Dr. D'Alonzo graduated from Thomas Jefferson University Diploma School of Nursing in 1977. She earned a bachelor’s degree in nursing at Rutgers University–Camden in 1981 and a master’s degree in nursing from the University of Pennsylvania in 1987. She is a 2002 graduate of the PhD Program at the Rutgers School of Nursing and also is certified as an Adult Nurse Practitioner. She is a Fellow in the American Academy of Nursing.
School of Nursing
Ackerson Hall, Room 202C
180 University Ave.
Newark, NJ 07012
Jines, A.M., Salazar, B.C. & D’Alonzo, K.T. (2014). Factores de riesgo y carga alostática en el
adulto mayor: Propuesto de un modelo (Social risk factors and allostatic load in older adults:
a proposed model). Centro de Investigación de Estudios Comparados de América Latina (Journal of Comparative Studies Latin America). 8(8), 129-141.
D’Alonzo, K.T. & Saimbert, M.K. (2013). Hispanic women and physical activity- an integrative
review. In B.A. Smith & Kasper, C. (Eds.), Annual Review of Nursing Research, Vol 31 (pp.
209-234). New York, NY: Springer. doi: 10.18910739-6686.31.209.
D’Alonzo, K.T., Johnson, S. & Fanfan, D. (2012). A biobehavioral approach to understanding
obesity and the development of obesogenic illnesses among Latino immigrants in the US. Biological Research for Nursing. 14(4), 364 – 374. doi: 10.1177/1099800412457017.

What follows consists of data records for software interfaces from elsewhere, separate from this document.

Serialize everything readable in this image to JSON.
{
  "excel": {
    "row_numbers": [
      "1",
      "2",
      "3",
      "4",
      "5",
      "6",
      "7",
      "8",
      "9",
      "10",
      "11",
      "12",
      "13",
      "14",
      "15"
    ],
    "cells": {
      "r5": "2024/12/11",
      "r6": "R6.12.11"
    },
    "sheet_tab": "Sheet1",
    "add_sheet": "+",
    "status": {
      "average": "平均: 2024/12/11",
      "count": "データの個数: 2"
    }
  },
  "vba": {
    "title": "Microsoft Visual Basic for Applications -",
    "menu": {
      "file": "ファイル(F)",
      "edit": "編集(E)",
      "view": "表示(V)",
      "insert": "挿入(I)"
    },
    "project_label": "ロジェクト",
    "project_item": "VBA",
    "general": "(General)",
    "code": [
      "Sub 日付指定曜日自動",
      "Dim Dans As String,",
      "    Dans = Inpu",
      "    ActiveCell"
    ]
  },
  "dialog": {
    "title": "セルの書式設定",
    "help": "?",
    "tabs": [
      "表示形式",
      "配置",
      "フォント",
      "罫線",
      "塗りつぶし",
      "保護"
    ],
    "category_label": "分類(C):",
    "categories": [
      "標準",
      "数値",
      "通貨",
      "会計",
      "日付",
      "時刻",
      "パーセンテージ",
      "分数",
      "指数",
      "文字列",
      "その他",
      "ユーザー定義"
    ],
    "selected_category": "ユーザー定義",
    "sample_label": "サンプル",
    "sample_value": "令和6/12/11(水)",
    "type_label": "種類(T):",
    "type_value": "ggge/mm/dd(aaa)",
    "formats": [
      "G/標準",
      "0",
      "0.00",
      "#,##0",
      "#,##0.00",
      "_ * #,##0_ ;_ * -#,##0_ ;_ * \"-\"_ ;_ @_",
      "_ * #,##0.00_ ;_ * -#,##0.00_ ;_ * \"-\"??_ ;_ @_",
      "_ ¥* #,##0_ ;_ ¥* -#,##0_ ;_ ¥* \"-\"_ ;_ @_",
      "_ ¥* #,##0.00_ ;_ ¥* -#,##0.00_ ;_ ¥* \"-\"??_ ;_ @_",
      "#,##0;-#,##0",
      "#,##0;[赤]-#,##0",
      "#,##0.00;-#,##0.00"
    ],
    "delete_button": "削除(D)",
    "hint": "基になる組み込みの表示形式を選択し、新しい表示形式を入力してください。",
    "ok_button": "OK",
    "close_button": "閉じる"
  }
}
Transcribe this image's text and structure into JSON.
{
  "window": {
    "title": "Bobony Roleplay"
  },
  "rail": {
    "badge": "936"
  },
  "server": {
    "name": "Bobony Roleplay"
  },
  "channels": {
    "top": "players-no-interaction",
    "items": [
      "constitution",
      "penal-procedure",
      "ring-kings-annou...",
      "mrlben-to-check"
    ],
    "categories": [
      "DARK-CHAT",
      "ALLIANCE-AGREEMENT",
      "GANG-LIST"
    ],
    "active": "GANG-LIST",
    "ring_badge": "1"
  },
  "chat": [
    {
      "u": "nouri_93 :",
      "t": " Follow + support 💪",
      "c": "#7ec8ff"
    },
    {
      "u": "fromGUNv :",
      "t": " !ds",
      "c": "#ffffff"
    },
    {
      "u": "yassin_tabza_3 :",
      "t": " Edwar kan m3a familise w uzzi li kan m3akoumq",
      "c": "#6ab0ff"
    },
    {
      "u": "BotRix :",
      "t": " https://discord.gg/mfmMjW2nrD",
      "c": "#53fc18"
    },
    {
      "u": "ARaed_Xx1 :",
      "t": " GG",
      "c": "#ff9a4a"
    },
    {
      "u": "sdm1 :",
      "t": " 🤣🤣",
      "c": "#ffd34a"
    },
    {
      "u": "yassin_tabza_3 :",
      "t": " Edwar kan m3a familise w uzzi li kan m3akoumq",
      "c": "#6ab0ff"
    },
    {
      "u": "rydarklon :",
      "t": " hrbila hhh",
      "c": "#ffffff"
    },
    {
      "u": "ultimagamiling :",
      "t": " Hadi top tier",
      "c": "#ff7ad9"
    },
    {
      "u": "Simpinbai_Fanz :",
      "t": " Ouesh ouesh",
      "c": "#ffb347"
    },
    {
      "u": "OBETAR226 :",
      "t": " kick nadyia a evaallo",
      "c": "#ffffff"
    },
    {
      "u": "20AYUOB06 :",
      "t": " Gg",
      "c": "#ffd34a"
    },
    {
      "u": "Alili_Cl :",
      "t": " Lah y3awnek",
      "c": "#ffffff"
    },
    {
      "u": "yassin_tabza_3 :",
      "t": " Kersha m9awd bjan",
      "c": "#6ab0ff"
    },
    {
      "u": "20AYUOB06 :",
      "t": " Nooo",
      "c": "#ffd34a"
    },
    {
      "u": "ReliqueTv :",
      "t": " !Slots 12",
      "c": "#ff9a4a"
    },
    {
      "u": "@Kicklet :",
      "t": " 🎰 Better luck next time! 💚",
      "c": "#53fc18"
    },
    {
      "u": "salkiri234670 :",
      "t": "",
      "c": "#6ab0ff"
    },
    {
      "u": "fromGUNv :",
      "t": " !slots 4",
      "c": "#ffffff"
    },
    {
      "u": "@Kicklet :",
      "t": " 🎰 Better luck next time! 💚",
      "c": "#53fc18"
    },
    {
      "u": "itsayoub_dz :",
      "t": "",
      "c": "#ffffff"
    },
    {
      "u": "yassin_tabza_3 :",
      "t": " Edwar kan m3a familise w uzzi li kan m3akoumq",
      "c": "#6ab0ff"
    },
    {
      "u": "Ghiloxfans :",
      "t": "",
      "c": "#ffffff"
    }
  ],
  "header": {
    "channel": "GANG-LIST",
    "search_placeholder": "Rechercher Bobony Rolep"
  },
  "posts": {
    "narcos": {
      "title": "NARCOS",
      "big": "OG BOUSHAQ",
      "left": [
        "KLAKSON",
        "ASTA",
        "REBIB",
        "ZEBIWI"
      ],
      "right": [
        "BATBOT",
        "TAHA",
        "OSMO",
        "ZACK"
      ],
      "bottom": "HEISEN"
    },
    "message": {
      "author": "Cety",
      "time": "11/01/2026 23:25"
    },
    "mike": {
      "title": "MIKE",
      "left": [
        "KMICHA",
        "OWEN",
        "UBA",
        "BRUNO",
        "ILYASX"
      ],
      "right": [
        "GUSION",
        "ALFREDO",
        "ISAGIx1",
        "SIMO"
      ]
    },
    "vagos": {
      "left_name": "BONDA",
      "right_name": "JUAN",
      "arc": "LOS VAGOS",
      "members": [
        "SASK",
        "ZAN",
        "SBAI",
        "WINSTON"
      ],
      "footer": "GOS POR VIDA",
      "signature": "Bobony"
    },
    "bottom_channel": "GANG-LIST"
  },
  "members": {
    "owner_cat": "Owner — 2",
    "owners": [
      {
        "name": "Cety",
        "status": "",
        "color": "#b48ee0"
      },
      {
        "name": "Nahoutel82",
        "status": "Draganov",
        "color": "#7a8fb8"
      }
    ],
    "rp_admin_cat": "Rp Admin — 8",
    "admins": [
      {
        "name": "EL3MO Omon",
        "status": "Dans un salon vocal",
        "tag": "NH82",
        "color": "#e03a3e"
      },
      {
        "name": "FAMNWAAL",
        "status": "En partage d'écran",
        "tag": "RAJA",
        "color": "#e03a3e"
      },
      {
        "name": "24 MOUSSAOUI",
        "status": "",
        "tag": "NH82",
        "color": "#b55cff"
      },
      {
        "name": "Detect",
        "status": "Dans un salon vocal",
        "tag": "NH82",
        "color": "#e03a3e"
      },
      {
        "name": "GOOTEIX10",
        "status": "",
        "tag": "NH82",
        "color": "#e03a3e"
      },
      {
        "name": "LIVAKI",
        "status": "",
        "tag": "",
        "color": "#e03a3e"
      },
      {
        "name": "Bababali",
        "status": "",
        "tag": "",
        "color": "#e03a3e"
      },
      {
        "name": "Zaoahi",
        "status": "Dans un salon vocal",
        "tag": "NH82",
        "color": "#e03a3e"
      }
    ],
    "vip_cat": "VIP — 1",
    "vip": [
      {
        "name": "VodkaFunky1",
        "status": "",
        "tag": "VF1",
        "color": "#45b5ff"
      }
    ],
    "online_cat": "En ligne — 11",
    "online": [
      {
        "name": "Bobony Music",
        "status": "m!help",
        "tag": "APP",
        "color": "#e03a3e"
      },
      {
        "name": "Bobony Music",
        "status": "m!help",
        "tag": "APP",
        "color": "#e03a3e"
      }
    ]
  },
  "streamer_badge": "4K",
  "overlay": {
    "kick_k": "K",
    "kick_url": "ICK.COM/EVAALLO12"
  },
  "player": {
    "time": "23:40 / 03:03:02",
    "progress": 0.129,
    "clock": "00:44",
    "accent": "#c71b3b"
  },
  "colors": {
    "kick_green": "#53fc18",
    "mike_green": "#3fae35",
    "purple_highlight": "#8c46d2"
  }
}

D’Alonzo.K.T. (2012). The influence of marianismo beliefs on physical activity of immigrant
Latinas. Journal of Transcultural Nursing. 23(2), 124-133.
D’Alonzo, K.T. (2011). Evaluation and revision of questionnaires for use among low-literacy
immigrant Latinos. Latin American Journal of Nursing/ Revista Latino-Americana de Enfermagem. 19 (5), 1255-1264. http://www.scielo.br/pdf/rlae/v19n5/25.pdf
D’Alonzo, K.T. (2010) Getting started in CBPR- Lessons in building community partnerships for
new researchers. Nursing Inquiry.17(4),282-288. doi: 10.1111/j.1440-1800.2010.00510.x
D’Alonzo, K.T. & Sharma, M. (2010) The influence of marianismo beliefs on physical activity of mid-life immigrant Latinas: A Photovoice study. Qualitative Research in Sport and Exercise.
2(2), 229-249. doi:10.1080/193984412010.488031
D’Alonzo, K.T., Aluf, A, Vincent, L. & Cooper, K. (2009). A comparison of field methods to
assess body composition in a diverse group of sedentary women. Biological Research for Nursing. 10, 274- 283. doi: 10.1177/1099800408326583
D’Alonzo, K.T. & Fischetti, N. (2008) Cultural beliefs and attitudes of Black and Hispanic
college-age women toward exercise. Journal of Transcultural Nursing. 19(2), 175-183.
D’Alonzo, K.T. & Cortese, L.A. (2007). An investigation of habitual and incidental physical
activity among Costa Rican and Costa Rican-American teenage girls. Journal of Transcultural Nursing. 18(3), 201-207. doi: 10.1177/1043659607301296
D’Alonzo, K.T., Vincent, L. & Marbach, K. (2006). A comparison of field measures to assess
cardiorespiratory fitness among neophyte exercisers. Biological Research for Nursing. 8(1),
7- 14. doi: 10.1177/1099800406287864
D’Alonzo, K.T. (2004). The Johnson-Neyman procedure as an alternative to ANCOVA. Western Journal of Nursing Research.26 (7), 804-812. doi: 10.1177/0193945904266733
D’Alonzo, K.T., Stevenson, J.S. & Davis, S.E. (2004). Outcomes of a program to enhance
exercise self- efficacy and improve fitness among Black and Hispanic college-age women.
Research in Nursing and Health, 27, 357-369.doi: 10.1002/nur.20029